PROBLEM DETAILS =>
Please find the lines in the entries below that contain the word "arrow", and copy each one.

Dataset rows describing interfaces:
☆ ☆ ☆ ☆

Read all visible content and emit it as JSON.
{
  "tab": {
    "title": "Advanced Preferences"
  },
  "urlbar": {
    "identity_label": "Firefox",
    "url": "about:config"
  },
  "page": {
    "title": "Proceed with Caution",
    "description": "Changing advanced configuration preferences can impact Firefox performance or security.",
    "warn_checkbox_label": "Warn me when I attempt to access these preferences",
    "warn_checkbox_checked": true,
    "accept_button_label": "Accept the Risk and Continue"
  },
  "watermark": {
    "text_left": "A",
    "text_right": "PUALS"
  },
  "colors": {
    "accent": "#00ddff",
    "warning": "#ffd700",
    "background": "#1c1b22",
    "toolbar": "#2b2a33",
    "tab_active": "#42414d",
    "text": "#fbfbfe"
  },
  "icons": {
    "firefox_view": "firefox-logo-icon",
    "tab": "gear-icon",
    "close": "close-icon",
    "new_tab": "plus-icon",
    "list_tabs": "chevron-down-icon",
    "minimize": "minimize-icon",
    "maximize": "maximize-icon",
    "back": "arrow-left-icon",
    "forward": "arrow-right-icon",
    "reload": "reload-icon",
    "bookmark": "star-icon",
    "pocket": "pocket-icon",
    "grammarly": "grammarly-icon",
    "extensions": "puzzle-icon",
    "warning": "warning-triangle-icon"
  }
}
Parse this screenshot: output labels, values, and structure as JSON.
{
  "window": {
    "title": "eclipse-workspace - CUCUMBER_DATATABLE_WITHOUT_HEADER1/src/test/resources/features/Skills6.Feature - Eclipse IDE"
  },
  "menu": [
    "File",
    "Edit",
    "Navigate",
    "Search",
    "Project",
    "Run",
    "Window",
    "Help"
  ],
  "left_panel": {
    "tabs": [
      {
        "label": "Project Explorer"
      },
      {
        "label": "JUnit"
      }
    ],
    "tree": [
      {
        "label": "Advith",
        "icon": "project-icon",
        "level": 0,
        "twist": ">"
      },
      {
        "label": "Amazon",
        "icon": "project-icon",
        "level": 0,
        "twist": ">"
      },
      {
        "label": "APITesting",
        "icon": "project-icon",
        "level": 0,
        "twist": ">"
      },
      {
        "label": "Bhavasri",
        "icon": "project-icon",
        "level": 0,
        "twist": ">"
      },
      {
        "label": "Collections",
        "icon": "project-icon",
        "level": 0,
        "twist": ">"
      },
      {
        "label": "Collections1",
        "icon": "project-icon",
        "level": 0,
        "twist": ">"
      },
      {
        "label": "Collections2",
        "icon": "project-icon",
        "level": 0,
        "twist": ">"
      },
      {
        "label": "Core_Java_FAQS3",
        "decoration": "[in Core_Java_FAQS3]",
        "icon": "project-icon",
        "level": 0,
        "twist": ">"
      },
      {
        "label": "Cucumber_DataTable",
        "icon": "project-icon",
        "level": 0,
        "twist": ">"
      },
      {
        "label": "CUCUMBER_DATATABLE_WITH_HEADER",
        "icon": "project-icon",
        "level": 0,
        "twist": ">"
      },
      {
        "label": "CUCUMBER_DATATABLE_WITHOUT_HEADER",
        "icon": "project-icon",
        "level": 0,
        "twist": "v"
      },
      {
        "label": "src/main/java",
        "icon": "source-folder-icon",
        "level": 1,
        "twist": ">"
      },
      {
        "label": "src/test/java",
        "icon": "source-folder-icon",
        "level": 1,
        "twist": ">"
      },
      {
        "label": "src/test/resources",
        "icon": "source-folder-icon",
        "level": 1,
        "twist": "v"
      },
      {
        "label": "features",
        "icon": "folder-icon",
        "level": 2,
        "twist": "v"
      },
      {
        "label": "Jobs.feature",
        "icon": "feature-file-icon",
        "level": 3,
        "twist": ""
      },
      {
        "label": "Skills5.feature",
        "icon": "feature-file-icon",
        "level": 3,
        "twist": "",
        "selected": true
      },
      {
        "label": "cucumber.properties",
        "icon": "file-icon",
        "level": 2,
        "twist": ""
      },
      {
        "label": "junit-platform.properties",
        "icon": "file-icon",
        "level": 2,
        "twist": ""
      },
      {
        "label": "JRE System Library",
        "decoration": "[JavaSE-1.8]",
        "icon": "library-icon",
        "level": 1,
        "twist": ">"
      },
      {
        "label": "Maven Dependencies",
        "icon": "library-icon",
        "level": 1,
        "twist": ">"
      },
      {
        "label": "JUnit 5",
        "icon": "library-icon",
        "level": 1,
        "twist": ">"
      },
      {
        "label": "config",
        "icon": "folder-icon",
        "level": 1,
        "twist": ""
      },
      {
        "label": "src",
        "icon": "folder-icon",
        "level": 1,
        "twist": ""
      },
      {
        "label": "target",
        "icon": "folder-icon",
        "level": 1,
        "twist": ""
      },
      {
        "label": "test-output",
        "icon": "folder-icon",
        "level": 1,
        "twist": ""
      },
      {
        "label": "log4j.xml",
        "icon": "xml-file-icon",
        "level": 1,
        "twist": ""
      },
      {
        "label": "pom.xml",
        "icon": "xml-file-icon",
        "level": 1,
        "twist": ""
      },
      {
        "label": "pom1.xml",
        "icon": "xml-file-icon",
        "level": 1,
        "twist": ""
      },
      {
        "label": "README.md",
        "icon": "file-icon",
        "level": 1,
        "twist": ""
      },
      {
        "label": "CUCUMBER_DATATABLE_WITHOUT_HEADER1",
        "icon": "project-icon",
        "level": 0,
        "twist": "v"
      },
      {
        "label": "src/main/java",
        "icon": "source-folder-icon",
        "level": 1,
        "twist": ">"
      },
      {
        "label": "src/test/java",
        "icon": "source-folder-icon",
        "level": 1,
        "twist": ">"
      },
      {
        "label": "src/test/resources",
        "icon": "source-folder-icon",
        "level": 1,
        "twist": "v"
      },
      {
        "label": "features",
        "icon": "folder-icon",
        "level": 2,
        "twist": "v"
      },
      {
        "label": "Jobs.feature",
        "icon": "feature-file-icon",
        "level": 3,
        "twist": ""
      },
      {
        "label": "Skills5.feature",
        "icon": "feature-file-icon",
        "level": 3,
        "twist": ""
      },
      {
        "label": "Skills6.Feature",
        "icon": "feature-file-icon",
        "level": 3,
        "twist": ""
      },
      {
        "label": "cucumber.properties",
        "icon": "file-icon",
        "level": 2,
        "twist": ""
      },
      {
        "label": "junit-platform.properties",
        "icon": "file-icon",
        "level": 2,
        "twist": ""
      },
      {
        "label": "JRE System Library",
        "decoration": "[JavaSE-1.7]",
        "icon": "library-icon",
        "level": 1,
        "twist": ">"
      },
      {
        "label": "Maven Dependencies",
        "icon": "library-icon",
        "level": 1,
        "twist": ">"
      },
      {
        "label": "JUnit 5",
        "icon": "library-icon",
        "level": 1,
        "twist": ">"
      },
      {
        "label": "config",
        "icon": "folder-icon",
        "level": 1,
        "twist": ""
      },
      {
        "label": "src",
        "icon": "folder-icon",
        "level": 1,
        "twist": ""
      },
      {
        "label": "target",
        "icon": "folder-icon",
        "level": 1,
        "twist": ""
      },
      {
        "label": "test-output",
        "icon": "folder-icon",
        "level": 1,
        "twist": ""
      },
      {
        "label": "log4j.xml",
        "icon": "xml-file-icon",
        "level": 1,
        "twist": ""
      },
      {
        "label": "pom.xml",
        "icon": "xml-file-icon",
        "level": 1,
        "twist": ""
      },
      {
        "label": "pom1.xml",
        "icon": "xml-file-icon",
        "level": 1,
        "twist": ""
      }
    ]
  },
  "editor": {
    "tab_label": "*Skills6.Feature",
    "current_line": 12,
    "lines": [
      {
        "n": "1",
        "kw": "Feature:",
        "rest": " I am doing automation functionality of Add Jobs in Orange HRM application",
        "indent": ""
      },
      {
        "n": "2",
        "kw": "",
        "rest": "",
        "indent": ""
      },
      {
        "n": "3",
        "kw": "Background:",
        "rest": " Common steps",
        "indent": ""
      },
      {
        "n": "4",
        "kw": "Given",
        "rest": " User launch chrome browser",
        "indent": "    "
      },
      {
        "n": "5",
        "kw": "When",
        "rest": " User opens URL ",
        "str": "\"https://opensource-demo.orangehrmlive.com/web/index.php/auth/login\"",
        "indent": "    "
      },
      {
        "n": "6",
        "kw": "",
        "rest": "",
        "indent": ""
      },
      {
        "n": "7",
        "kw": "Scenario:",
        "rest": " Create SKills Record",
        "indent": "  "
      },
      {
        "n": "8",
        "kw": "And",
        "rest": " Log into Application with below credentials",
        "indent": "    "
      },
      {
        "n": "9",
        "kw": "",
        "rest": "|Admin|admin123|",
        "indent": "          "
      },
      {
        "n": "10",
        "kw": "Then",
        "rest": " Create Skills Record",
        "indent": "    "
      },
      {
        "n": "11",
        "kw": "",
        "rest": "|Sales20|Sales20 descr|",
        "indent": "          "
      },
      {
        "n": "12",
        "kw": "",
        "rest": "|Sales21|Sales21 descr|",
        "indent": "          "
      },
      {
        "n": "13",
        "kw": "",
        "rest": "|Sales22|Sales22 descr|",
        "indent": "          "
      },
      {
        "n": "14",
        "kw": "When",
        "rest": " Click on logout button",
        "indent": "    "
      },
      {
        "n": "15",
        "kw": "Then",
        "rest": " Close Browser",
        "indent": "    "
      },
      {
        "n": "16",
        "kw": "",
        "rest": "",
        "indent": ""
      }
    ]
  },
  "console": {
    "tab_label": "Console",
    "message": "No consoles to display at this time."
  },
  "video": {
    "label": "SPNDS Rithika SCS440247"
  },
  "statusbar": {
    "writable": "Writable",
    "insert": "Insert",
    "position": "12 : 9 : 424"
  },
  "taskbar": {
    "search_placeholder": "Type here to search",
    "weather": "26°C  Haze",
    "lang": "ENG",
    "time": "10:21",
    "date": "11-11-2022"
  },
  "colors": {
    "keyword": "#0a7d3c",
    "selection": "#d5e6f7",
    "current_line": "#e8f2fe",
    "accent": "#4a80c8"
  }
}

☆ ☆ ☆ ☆

ANSWER FOR THIS EXERCISE =>
    "back": "arrow-left-icon",
    "forward": "arrow-right-icon",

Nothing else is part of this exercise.